What Are Grubs?
Grubs are a common nuisance in Texas lawns. There are actually 100 different types of scarab beetles in Texas that have a similar lifecycle and designated as white grubs, grub worms, June bugs, or May beetles. These bugs are harmless to pets and humans other than being a nuisance. The adult beetle does no direct damage to any plant, but its larval form can do significant damage to root systems of warm season turf grasses, vegetables, and ornamental plants.
Plants damaged by grubs will have weak growth and low plant vigor. Damaged turf grass will exhibit weak growth and vigor and have irregular patches of dying or dead grass. Most damage is evidenced in late summer and fall when grubs are ½” to 1” long and drought stresses are at their peak. Most lawns that struggle in spring had most of the damage done the previous fall. If you can tug on your grass and it peels up like a carpet then you have a severe grub infestation. You can sample for grubs by digging at least 4-6 inches down into the soil around areas suspected for grubs. If you have more than 5 grubs per square foot then you have an infestation that justifies treatment.
To properly control and treat for grubs you need to understand their life cycle first. Adults will emerge from the ground in late spring to mate. Once mated, females go back into the ground and lay up to 30 eggs. The eggs hatch in about two weeks. Grubs go through three larval stages before they become adults. Two stages happen in the fall six weeks apart and then they hibernate during the cold winter months and spend most of the spring in the last stage before hatching out as adults in early summer.
Spring is the wrong time of the year to treat for grubs, and chemicals have little to no effectiveness when applied in spring. Garden centers and big box stores are doing you an injustice by selling you a grub killer in spring! Unfortunately, this is when homeowners will notice them while digging around or start to notice the damaging effects on lawns and they feel the need to treat then. Both chemical and biological methods of control are most effective when applied before they have reached ½” long. Late summer (July and early August), is the opportune time of the year to be treating for June bugs in Central Texas. Come see us today and we can help you to choose the correct grub control product for your lawn.
Unnecessary applications of chemicals can create more problems than they solve. Apply products in early morning or late evening as chemicals are broken down by UV light. Always water your product in well with the equivalent of ½” to 1” of rainfall.

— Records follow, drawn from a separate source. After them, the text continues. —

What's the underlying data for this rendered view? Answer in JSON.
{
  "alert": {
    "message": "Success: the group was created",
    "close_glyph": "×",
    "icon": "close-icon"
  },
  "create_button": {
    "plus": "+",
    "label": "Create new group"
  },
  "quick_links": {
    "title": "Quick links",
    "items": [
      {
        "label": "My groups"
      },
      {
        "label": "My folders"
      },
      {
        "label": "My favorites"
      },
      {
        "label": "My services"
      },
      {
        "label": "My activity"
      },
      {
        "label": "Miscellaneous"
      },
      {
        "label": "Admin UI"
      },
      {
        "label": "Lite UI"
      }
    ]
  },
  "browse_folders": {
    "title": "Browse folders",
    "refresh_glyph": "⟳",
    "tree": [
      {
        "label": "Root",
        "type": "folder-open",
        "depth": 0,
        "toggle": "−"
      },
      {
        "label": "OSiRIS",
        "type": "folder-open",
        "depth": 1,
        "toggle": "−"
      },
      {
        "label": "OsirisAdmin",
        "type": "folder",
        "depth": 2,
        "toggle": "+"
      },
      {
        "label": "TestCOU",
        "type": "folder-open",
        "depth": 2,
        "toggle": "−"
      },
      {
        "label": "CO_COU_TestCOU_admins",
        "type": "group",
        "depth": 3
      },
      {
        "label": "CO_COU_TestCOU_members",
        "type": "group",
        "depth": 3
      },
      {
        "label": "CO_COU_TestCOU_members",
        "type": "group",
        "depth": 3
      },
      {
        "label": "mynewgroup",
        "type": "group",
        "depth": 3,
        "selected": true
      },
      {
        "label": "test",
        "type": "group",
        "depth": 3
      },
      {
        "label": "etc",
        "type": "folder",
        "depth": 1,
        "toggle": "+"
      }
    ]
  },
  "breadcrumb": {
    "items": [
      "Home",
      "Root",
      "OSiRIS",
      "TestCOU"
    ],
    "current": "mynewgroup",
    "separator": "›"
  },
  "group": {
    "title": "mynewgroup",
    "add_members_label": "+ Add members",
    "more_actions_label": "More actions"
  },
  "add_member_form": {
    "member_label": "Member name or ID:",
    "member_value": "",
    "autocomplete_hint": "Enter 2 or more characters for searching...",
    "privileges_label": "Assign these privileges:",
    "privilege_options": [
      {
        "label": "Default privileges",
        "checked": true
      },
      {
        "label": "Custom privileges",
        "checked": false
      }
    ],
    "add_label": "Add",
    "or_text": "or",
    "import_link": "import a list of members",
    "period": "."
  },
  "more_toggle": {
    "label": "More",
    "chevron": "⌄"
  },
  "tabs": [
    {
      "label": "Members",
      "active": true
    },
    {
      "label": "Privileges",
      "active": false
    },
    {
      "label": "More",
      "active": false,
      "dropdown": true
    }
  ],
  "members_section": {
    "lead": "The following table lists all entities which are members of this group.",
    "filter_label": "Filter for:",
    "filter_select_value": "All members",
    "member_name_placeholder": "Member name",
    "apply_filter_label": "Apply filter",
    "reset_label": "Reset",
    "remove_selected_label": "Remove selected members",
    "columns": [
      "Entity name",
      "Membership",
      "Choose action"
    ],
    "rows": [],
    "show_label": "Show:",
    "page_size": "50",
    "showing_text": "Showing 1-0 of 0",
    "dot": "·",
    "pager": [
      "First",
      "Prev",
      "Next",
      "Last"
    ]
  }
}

Heavy thatch will reduce the effectiveness of insecticides by preventing them from getting down into the soil profile where grubs are active. Consider renting a ‘dethatching machine’ or ‘aerating’ your lawn if thatch or compacted soils are an issue.